Instead of isolating himself, though, Brathwaite took the initiative as a teenager and young adult to get acquainted with his father’s new family by spending time with them in Chicago. As Brathwaite said in a 2014 interview with All Things Disc Golf, “I moved up to Chicago three or four times to reconnect with them. I even spent some of my summer and holiday vacations with them.” A trip to Barbados in 2011 with Dave Feldberg and Garrett Gurthie, moreover, saw Brathwaite tracing his heritage back to his father’s homeland in the hope of introducing disc golf to a new populace.
All of this is to say that Brathwaite understands the value of connectivity. He realizes how important it is to build bridges and bring people together—different kinds of people—under the banner of common interests. In order for disc golf to grow, it must not grow insular. As all biologists know, exclusivity precedes extinction. Brathwaite’s work in the local, national, and global disc golf scenes serves as a model of inclusiveness.
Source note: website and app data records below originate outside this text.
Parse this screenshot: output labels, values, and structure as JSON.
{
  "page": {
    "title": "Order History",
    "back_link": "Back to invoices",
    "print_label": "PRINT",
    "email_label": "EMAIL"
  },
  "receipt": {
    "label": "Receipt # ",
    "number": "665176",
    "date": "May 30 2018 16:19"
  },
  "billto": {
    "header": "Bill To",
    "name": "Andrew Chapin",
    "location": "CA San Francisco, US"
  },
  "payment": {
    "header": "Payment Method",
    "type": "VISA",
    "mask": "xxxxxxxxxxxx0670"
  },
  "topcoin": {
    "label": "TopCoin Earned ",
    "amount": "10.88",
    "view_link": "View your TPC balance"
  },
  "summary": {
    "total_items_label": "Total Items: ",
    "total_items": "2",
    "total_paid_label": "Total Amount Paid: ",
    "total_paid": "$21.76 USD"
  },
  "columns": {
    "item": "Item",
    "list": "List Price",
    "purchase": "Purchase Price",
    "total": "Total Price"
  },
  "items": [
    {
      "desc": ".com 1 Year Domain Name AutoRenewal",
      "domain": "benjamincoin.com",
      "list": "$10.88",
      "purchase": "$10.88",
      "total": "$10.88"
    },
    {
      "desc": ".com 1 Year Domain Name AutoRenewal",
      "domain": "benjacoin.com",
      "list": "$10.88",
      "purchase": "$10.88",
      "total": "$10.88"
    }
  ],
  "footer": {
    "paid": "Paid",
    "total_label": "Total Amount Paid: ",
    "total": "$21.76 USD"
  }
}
On the evening of this interview, for example, he had just spent seven hours at Richmond Drive Elementary School in Rock Hill, South Carolina, introducing the sport to a diverse group of students. It is the kind of thing he’s been doing for a long time.
“Around 2011, I realized I had a little knack for coaching and sharing the knowledge that I had acquired,” Brathwaite said. “Once you get to a certain level of knowledge, other people are going to start asking. It just so happened that my personality works really well with teaching and showing and guiding. There weren’t many other people doing it…made it an awesome opportunity for me to create my own niche, just to pass on information, just to be a good ambassador, to be one of those pros that people could connect with. I was a little bit shy and reluctant to do it at first. It’s becoming a more natural role for me.”
All of us have a role to play when it comes to outreach. That black people aren’t taking up the sport at a commensurate rate to white people is hardly debatable. From tournament participants to tournament galleries; governing bodies to local associations; the United States to other countries; the constituency of the PDGA remains fairly consistent. The challenge is daunting, and the problem is complex, as are social dynamics in general. Fortunately, the solution—at least the first step of it—is simple: invite a black friend to play.
“That does seem like a logical progression,” Brathwaite agreed. “Some people are going to be more open, some people are going to be a little more reserved and cautious. Some people are like myself that will just jump right in and say, ‘Hey, I’m a guy like you. What’s going on? Let’s play this game.’”
A huge majority of disc golfers started playing because someone invited them—and they got hooked that very first time. That’s how it happened with Brathwaite. You grow disc golf the same way you grow a church, or a book club, or a tailgate party: through invitation. There is a spirit of camaraderie in disc golf that all of us have experienced, a feeling of community that keeps us coming back for more rounds even when we’re mired at an 890 rating for years on end. Limiting that sense of fellowship to a certain type of fellow would be…senseless.